## What you are asked to do
Make an exact copy of all the data.

════════════════

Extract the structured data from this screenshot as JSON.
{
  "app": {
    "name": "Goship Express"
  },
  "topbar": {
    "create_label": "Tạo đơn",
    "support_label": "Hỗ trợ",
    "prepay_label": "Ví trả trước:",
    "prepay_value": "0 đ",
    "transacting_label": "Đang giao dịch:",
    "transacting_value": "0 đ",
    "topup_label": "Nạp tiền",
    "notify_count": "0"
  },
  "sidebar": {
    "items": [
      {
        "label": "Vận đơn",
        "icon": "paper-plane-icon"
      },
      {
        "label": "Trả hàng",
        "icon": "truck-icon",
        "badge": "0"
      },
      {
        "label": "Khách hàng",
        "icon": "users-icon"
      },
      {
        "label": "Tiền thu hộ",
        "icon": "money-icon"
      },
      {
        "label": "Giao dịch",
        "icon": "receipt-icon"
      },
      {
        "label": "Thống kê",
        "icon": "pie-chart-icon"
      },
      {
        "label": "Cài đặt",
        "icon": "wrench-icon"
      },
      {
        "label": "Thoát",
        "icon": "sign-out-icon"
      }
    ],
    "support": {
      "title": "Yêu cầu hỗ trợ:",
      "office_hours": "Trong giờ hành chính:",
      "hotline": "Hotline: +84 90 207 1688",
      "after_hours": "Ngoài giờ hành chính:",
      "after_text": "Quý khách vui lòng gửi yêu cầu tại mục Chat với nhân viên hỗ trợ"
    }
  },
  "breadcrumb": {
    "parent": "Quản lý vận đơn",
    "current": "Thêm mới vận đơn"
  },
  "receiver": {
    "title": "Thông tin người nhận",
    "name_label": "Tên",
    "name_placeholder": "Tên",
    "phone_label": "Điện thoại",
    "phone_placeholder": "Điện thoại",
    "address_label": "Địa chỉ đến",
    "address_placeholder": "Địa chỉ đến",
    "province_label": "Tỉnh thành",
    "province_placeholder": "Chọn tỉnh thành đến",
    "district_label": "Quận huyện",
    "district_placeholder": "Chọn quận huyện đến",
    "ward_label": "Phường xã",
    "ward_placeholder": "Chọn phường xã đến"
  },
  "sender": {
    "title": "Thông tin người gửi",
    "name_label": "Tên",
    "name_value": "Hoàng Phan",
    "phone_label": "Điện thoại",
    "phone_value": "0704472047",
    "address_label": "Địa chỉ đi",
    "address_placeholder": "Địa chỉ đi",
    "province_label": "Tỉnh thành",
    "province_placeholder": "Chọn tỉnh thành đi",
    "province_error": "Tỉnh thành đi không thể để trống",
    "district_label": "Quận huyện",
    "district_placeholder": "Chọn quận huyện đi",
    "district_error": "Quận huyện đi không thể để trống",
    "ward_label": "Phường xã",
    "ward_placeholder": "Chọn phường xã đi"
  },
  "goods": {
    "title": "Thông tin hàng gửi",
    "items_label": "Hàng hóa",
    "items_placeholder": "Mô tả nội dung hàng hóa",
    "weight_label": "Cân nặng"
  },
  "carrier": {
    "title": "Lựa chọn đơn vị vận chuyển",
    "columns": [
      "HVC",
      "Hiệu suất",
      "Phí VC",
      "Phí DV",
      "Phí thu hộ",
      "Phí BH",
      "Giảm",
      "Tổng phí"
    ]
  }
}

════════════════

## Answer area
Extract the structured data from this screenshot as JSON.
{
  "app": {
    "name": "Goship Express"
  },
  "topbar": {
    "create_label": "Tạo đơn",
    "support_label": "Hỗ trợ",
    "prepay_label": "Ví trả trước:",
    "prepay_value": "0 đ",
    "transacting_label": "Đang giao dịch:",
    "transacting_value": "0 đ",
    "topup_label": "Nạp tiền",
    "notify_count": "0"
  },
  "sidebar": {
    "items": [
      {
        "label": "Vận đơn",
        "icon": "paper-plane-icon"
      },
      {
        "label": "Trả hàng",
        "icon": "truck-icon",
        "badge": "0"
      },
      {
        "label": "Khách hàng",
        "icon": "users-icon"
      },
      {
        "label": "Tiền thu hộ",
        "icon": "money-icon"
      },
      {
        "label": "Giao dịch",
        "icon": "receipt-icon"
      },
      {
        "label": "Thống kê",
        "icon": "pie-chart-icon"
      },
      {
        "label": "Cài đặt",
        "icon": "wrench-icon"
      },
      {
        "label": "Thoát",
        "icon": "sign-out-icon"
      }
    ],
    "support": {
      "title": "Yêu cầu hỗ trợ:",
      "office_hours": "Trong giờ hành chính:",
      "hotline": "Hotline: +84 90 207 1688",
      "after_hours": "Ngoài giờ hành chính:",
      "after_text": "Quý khách vui lòng gửi yêu cầu tại mục Chat với nhân viên hỗ trợ"
    }
  },
  "breadcrumb": {
    "parent": "Quản lý vận đơn",
    "current": "Thêm mới vận đơn"
  },
  "receiver": {
    "title": "Thông tin người nhận",
    "name_label": "Tên",
    "name_placeholder": "Tên",
    "phone_label": "Điện thoại",
    "phone_placeholder": "Điện thoại",
    "address_label": "Địa chỉ đến",
    "address_placeholder": "Địa chỉ đến",
    "province_label": "Tỉnh thành",
    "province_placeholder": "Chọn tỉnh thành đến",
    "district_label": "Quận huyện",
    "district_placeholder": "Chọn quận huyện đến",
    "ward_label": "Phường xã",
    "ward_placeholder": "Chọn phường xã đến"
  },
  "sender": {
    "title": "Thông tin người gửi",
    "name_label": "Tên",
    "name_value": "Hoàng Phan",
    "phone_label": "Điện thoại",
    "phone_value": "0704472047",
    "address_label": "Địa chỉ đi",
    "address_placeholder": "Địa chỉ đi",
    "province_label": "Tỉnh thành",
    "province_placeholder": "Chọn tỉnh thành đi",
    "province_error": "Tỉnh thành đi không thể để trống",
    "district_label": "Quận huyện",
    "district_placeholder": "Chọn quận huyện đi",
    "district_error": "Quận huyện đi không thể để trống",
    "ward_label": "Phường xã",
    "ward_placeholder": "Chọn phường xã đi"
  },
  "goods": {
    "title": "Thông tin hàng gửi",
    "items_label": "Hàng hóa",
    "items_placeholder": "Mô tả nội dung hàng hóa",
    "weight_label": "Cân nặng"
  },
  "carrier": {
    "title": "Lựa chọn đơn vị vận chuyển",
    "columns": [
      "HVC",
      "Hiệu suất",
      "Phí VC",
      "Phí DV",
      "Phí thu hộ",
      "Phí BH",
      "Giảm",
      "Tổng phí"
    ]
  }
}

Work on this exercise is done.